The People’s Linguistic Survey of India (PLSI) is a thorough linguistic survey launched in 2010 to update existing knowledge about the languages spoken across India. The survey was conducted by Professor Ganesh Devy and by his team of around 3,000 volunteers, including 2,000 language experts, social historians, writers, activists and the staff at the NGO Bhasha Research and Publication Centre, Baroda.
The survey was to find, document and recognize the state of Indian languages, especially languages of tribal, coastal, island and forest communities.
Objectives of the PLSI
• Provide an outline of the existing languages of the day by 2011-2012.
• Create a network of members dedicated to sustainable development, irrespective of their diverse social and cultural backgrounds.
• Build bridges among various linguistic communities to support the foundations of multilingual Indian society.
• Create closer associations between the government and linguistic communities to bring the government’s developmental strategies in harmony with the diverse communities.
• Develop teaching material and capability for encouraging education in the mother tongue.
• Provide a strong base for any survey to be done in future with respect to India’s linguistic and cultural composition.
During British rule, the first linguistic survey was done from 1894 to 1928 by George A. Grierson. The survey recognized 179 languages and 544 dialects. But owing to a lack of trained personnel as this survey had many shortages.
The PLSI is a comprehensive survey done by persons belonging to speech communities or who have worked with them for many years.

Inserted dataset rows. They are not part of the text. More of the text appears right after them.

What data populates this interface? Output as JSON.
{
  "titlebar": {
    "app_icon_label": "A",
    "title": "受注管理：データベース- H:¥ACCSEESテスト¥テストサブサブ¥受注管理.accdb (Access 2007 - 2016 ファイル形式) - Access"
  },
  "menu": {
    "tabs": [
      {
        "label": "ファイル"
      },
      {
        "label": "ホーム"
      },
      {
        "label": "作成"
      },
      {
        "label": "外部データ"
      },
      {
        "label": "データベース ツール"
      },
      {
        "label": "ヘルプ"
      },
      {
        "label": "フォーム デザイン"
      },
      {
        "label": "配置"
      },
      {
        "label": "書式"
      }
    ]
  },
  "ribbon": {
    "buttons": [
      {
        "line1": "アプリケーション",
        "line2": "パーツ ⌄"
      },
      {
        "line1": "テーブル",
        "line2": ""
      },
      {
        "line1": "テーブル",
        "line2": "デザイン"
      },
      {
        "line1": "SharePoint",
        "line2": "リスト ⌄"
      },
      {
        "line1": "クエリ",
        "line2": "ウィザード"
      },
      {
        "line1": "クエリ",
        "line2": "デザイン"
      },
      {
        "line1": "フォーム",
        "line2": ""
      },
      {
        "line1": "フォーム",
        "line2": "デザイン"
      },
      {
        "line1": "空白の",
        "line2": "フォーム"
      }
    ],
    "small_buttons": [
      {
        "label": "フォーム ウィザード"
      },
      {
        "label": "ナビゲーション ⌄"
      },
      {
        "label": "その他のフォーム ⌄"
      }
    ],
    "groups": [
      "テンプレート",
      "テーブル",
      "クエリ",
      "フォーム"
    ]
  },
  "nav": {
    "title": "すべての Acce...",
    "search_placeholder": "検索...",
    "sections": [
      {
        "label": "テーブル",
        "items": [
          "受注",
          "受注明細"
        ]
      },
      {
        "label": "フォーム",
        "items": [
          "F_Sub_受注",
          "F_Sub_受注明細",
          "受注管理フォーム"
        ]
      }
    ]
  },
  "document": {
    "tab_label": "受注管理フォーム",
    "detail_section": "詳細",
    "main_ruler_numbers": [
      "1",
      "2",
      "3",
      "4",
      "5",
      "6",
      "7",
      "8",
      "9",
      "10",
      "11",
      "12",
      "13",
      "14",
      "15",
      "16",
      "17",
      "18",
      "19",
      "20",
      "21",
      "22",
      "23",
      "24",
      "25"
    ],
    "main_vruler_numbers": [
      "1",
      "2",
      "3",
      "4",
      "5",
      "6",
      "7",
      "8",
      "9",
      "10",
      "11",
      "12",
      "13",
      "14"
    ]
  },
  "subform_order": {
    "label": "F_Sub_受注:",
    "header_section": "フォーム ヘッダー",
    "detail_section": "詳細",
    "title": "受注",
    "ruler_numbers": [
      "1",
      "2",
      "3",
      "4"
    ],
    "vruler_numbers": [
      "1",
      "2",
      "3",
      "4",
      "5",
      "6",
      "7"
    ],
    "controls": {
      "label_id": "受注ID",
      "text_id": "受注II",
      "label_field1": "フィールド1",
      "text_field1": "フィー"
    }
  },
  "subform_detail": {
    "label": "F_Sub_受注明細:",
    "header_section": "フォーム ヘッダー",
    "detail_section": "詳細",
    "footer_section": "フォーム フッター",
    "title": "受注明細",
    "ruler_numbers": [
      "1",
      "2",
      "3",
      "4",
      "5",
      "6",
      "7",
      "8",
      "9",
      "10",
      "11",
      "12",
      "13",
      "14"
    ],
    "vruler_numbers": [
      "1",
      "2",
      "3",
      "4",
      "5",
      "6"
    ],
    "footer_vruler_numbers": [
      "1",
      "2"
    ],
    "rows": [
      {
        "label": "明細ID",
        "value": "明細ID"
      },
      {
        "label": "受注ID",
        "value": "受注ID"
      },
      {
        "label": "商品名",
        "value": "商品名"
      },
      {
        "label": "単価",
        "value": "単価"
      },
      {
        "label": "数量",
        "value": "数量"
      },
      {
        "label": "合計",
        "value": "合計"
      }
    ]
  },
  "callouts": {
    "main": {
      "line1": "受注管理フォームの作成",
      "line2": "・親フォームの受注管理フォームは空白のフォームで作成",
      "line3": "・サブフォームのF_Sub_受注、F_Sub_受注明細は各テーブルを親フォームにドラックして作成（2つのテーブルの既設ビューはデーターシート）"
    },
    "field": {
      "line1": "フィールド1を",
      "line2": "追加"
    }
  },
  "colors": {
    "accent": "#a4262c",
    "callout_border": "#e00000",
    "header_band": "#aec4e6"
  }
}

On January 7, 2012, the first six volumes were released at the Bhasha Vasudha Global Languages Conference in Vadodara. The survey was completed in December 2012.
The earlier census counted 1,652 Indian languages, but the PLSI survey counted 780 Indian languages in 2010. According to “UNESCO Atlas of World’s Language in Danger”, India has a total of 197 languages that are in the vulnerable category, and India is on top of the list of countries where most languages are in crisis.
In India, the language policy has been pluralistic in nature, giving importance to the usage of the mother tongue in the areas of administration, education and other fields of mass communication. Accordingly, the Language Bureau of the Ministry of Human Resource Development has been set up to enforce and monitor the language policy of the government.
In the Eight Schedule of the constitution, India has recognized the following 22 languages:
Assamese, Bengali, Bodo, Dogri, Gujarati, Hindi, Kashmiri, Kannada, Konkani, Maithili, Malayalam, Manipuri, Marathi, Nepali, Oriya, Punjabi, Sanskrit, Santhali, Sindhi, Tamil, Telugu and Urdu. Among these languages, Sanskrit, Tamil and Kannada have been recognized by the Government of India as classical languages having special status and recognition.
Additionally, to these scheduled and classical languages, the Constitution of India has incorporated the clause to protect the linguistic minorities as a fundamental right to its people. The Constitution of India makes a provision for the appointment of a special officer for the linguistic minority category, with its responsibility being to safeguard the interest of languages spoken by the minority groups.
Causes of Language Crisis in India
Cultural imperialism because of continuous invasions of India for centuries has threatened the indigenous languages of Indians.
English gained class status because of the long colonial rule in India. And due to the increasing usage of English in governance, administration and law in India, the acceptance of other Indian languages reduced.
. Owing to globalization, and as a result of foreign trade and other activities with many other countries of the world, Indians are continuously learning new languages like German and French, because of which the leaning of the people towards these languages is increasing.
.The Government of India recognizes only those dialects as languages that have a script; in this circumstance, many languages that are just spoken are threatened. India’s official language count is 122 languages, which is lower than the 780 calculated in the linguistic survey. The reason for this inconsistency is that the government will not recognize a language that has speakers of less than 10,000.
Thus, funding is not available for many of these languages. More than 220 languages have ended in the past 50 years.
Many tribes under British rule were given criminal status due to which these tribals tried to hide their language and dialect. After independence, efforts are not being made to protect these tribes, which have endangered their languages. And these tribes do not have much contact with the mainstream of society because of which their language is not spreading.
In a democracy, issues pertaining to the majority group are given due importance. Therefore, there is a lack of political ambition to preserve extinct languages.